**Task to complete**
Reproduce every line of the data, exactly and without its pictures.

**Extracted records**

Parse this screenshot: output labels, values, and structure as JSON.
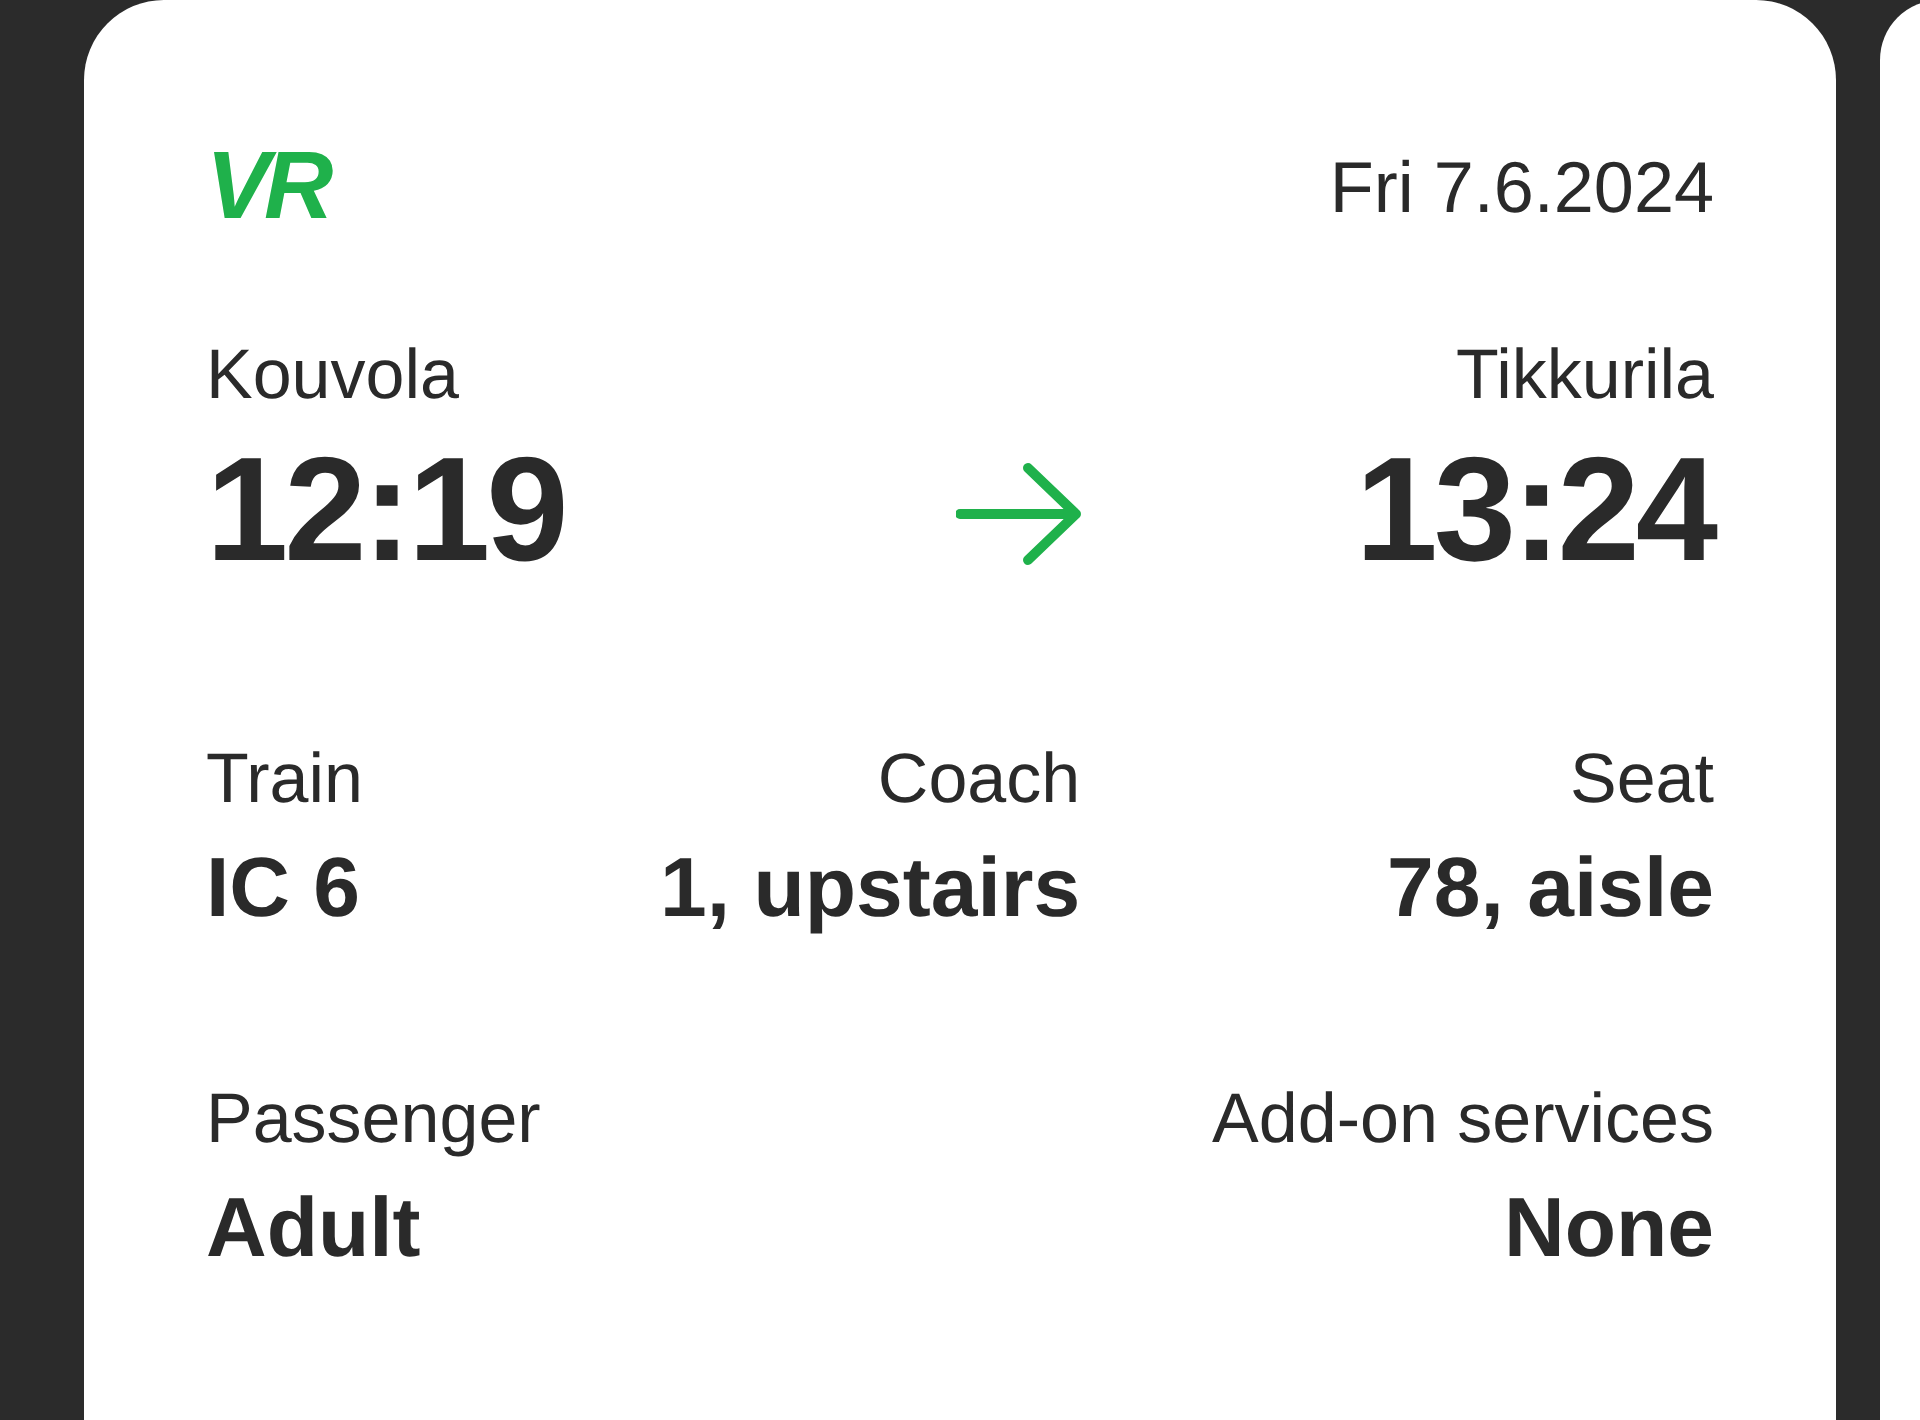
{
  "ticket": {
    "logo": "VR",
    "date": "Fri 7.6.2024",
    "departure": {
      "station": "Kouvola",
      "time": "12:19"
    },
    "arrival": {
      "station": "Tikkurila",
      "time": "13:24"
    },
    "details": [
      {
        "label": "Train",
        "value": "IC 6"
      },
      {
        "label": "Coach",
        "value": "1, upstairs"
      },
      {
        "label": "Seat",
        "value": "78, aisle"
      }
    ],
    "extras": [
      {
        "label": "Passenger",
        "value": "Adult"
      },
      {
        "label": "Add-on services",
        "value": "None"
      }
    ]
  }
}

**Solved exercise**
Parse this screenshot: output labels, values, and structure as JSON.
{
  "ticket": {
    "logo": "VR",
    "date": "Fri 7.6.2024",
    "departure": {
      "station": "Kouvola",
      "time": "12:19"
    },
    "arrival": {
      "station": "Tikkurila",
      "time": "13:24"
    },
    "details": [
      {
        "label": "Train",
        "value": "IC 6"
      },
      {
        "label": "Coach",
        "value": "1, upstairs"
      },
      {
        "label": "Seat",
        "value": "78, aisle"
      }
    ],
    "extras": [
      {
        "label": "Passenger",
        "value": "Adult"
      },
      {
        "label": "Add-on services",
        "value": "None"
      }
    ]
  }
}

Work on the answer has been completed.